SOURCE RECORDS below:

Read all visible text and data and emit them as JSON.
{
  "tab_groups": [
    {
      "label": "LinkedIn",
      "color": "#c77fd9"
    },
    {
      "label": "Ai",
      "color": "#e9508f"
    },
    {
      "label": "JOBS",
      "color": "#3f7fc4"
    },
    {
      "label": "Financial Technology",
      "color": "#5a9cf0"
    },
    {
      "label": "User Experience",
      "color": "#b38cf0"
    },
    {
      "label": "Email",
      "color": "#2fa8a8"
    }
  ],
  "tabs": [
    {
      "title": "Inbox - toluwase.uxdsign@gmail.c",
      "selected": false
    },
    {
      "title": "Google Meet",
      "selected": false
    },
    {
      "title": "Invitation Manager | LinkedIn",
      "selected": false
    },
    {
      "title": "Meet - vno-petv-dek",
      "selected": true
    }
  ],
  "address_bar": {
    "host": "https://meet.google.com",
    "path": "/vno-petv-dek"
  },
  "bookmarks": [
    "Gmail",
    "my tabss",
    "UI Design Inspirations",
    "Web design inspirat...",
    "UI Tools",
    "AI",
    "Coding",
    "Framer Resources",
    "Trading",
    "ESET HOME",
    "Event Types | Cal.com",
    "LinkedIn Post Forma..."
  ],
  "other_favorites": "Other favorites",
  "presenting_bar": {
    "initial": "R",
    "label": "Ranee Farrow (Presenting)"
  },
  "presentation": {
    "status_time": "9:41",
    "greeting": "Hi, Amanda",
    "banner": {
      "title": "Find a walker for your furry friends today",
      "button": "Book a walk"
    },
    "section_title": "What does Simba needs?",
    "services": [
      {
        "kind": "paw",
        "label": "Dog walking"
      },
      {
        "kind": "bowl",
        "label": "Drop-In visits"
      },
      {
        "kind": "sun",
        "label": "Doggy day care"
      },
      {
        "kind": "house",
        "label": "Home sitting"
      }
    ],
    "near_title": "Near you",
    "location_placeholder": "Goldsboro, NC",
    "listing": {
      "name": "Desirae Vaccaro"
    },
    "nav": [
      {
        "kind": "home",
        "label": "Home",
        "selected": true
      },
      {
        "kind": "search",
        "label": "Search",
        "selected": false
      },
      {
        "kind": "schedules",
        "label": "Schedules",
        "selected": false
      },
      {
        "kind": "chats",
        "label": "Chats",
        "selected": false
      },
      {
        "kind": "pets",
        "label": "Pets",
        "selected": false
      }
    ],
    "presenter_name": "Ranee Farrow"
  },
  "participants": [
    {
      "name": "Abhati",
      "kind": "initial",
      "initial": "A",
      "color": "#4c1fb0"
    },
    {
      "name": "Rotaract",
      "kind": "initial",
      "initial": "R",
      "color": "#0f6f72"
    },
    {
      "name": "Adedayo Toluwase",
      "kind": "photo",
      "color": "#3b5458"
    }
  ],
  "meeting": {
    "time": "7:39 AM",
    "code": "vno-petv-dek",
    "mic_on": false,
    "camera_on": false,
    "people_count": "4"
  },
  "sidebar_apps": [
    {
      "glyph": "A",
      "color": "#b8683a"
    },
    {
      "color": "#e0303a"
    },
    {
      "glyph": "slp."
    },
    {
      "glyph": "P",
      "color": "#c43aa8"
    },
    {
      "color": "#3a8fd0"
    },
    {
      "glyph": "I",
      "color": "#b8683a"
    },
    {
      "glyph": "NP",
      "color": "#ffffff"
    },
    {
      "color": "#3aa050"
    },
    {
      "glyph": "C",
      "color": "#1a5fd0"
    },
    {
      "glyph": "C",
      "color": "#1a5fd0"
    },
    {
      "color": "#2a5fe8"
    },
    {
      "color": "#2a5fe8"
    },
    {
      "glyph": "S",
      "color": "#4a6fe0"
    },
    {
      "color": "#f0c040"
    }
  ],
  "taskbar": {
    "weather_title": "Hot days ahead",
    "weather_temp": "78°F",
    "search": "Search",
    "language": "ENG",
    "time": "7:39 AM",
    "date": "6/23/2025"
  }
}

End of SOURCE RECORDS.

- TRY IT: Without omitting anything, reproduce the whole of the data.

- OUTPUT OF THE EXERCISE:
Read all visible text and data and emit them as JSON.
{
  "tab_groups": [
    {
      "label": "LinkedIn",
      "color": "#c77fd9"
    },
    {
      "label": "Ai",
      "color": "#e9508f"
    },
    {
      "label": "JOBS",
      "color": "#3f7fc4"
    },
    {
      "label": "Financial Technology",
      "color": "#5a9cf0"
    },
    {
      "label": "User Experience",
      "color": "#b38cf0"
    },
    {
      "label": "Email",
      "color": "#2fa8a8"
    }
  ],
  "tabs": [
    {
      "title": "Inbox - toluwase.uxdsign@gmail.c",
      "selected": false
    },
    {
      "title": "Google Meet",
      "selected": false
    },
    {
      "title": "Invitation Manager | LinkedIn",
      "selected": false
    },
    {
      "title": "Meet - vno-petv-dek",
      "selected": true
    }
  ],
  "address_bar": {
    "host": "https://meet.google.com",
    "path": "/vno-petv-dek"
  },
  "bookmarks": [
    "Gmail",
    "my tabss",
    "UI Design Inspirations",
    "Web design inspirat...",
    "UI Tools",
    "AI",
    "Coding",
    "Framer Resources",
    "Trading",
    "ESET HOME",
    "Event Types | Cal.com",
    "LinkedIn Post Forma..."
  ],
  "other_favorites": "Other favorites",
  "presenting_bar": {
    "initial": "R",
    "label": "Ranee Farrow (Presenting)"
  },
  "presentation": {
    "status_time": "9:41",
    "greeting": "Hi, Amanda",
    "banner": {
      "title": "Find a walker for your furry friends today",
      "button": "Book a walk"
    },
    "section_title": "What does Simba needs?",
    "services": [
      {
        "kind": "paw",
        "label": "Dog walking"
      },
      {
        "kind": "bowl",
        "label": "Drop-In visits"
      },
      {
        "kind": "sun",
        "label": "Doggy day care"
      },
      {
        "kind": "house",
        "label": "Home sitting"
      }
    ],
    "near_title": "Near you",
    "location_placeholder": "Goldsboro, NC",
    "listing": {
      "name": "Desirae Vaccaro"
    },
    "nav": [
      {
        "kind": "home",
        "label": "Home",
        "selected": true
      },
      {
        "kind": "search",
        "label": "Search",
        "selected": false
      },
      {
        "kind": "schedules",
        "label": "Schedules",
        "selected": false
      },
      {
        "kind": "chats",
        "label": "Chats",
        "selected": false
      },
      {
        "kind": "pets",
        "label": "Pets",
        "selected": false
      }
    ],
    "presenter_name": "Ranee Farrow"
  },
  "participants": [
    {
      "name": "Abhati",
      "kind": "initial",
      "initial": "A",
      "color": "#4c1fb0"
    },
    {
      "name": "Rotaract",
      "kind": "initial",
      "initial": "R",
      "color": "#0f6f72"
    },
    {
      "name": "Adedayo Toluwase",
      "kind": "photo",
      "color": "#3b5458"
    }
  ],
  "meeting": {
    "time": "7:39 AM",
    "code": "vno-petv-dek",
    "mic_on": false,
    "camera_on": false,
    "people_count": "4"
  },
  "sidebar_apps": [
    {
      "glyph": "A",
      "color": "#b8683a"
    },
    {
      "color": "#e0303a"
    },
    {
      "glyph": "slp."
    },
    {
      "glyph": "P",
      "color": "#c43aa8"
    },
    {
      "color": "#3a8fd0"
    },
    {
      "glyph": "I",
      "color": "#b8683a"
    },
    {
      "glyph": "NP",
      "color": "#ffffff"
    },
    {
      "color": "#3aa050"
    },
    {
      "glyph": "C",
      "color": "#1a5fd0"
    },
    {
      "glyph": "C",
      "color": "#1a5fd0"
    },
    {
      "color": "#2a5fe8"
    },
    {
      "color": "#2a5fe8"
    },
    {
      "glyph": "S",
      "color": "#4a6fe0"
    },
    {
      "color": "#f0c040"
    }
  ],
  "taskbar": {
    "weather_title": "Hot days ahead",
    "weather_temp": "78°F",
    "search": "Search",
    "language": "ENG",
    "time": "7:39 AM",
    "date": "6/23/2025"
  }
}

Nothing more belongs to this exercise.